DATASET:
************

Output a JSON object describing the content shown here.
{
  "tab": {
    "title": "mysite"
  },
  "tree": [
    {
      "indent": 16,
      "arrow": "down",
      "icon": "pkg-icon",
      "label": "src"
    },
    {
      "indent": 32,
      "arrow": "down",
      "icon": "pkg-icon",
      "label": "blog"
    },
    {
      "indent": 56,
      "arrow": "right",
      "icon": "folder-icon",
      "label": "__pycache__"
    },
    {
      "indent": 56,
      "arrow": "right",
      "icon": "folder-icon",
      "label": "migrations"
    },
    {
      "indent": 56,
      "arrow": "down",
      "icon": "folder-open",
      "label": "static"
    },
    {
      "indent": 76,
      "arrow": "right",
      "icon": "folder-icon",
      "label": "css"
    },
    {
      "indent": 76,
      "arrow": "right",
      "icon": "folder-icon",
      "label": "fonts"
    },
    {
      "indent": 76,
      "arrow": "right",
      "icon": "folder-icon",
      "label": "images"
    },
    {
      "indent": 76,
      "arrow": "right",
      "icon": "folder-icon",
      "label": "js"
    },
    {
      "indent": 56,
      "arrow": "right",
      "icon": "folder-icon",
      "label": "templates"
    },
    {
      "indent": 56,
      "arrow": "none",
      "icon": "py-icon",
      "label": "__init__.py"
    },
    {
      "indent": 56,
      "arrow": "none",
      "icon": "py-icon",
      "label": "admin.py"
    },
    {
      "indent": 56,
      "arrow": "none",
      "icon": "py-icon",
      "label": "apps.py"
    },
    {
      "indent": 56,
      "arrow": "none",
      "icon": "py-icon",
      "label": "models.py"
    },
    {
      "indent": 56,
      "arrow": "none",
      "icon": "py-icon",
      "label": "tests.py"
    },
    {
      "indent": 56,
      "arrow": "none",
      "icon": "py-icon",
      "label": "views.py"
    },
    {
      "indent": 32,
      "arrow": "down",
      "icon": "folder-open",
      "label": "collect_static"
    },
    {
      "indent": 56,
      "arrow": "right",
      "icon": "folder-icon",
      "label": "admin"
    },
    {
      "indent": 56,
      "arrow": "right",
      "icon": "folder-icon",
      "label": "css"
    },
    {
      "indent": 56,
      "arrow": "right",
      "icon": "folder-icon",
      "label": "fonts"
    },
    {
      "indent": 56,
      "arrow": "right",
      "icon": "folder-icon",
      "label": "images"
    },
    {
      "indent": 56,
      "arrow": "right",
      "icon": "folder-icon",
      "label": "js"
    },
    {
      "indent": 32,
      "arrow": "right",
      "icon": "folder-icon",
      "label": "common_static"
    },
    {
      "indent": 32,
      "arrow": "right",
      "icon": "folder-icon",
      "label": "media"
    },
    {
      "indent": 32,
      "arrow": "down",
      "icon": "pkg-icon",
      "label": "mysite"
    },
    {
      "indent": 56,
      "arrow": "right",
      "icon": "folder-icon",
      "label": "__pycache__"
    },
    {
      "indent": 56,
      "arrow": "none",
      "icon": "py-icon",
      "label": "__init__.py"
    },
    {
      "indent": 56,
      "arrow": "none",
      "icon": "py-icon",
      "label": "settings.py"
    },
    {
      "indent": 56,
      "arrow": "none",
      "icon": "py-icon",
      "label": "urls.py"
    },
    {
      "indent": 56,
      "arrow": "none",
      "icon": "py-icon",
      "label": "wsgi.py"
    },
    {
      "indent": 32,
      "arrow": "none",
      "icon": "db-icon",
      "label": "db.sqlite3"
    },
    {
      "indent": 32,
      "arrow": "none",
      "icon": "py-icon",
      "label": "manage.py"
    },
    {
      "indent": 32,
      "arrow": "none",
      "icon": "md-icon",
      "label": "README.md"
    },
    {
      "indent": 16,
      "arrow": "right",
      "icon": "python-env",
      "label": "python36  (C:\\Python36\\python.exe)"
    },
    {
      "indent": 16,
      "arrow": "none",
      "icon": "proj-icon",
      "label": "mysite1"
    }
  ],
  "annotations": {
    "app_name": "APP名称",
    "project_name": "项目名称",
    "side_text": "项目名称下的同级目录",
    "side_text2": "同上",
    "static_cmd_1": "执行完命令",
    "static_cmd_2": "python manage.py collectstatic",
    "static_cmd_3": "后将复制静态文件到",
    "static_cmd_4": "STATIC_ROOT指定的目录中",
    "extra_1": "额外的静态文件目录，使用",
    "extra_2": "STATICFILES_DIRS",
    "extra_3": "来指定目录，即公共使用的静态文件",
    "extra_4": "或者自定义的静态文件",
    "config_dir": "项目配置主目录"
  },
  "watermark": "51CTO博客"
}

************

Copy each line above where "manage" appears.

      "label": "manage.py"
    "static_cmd_2": "python manage.py collectstatic",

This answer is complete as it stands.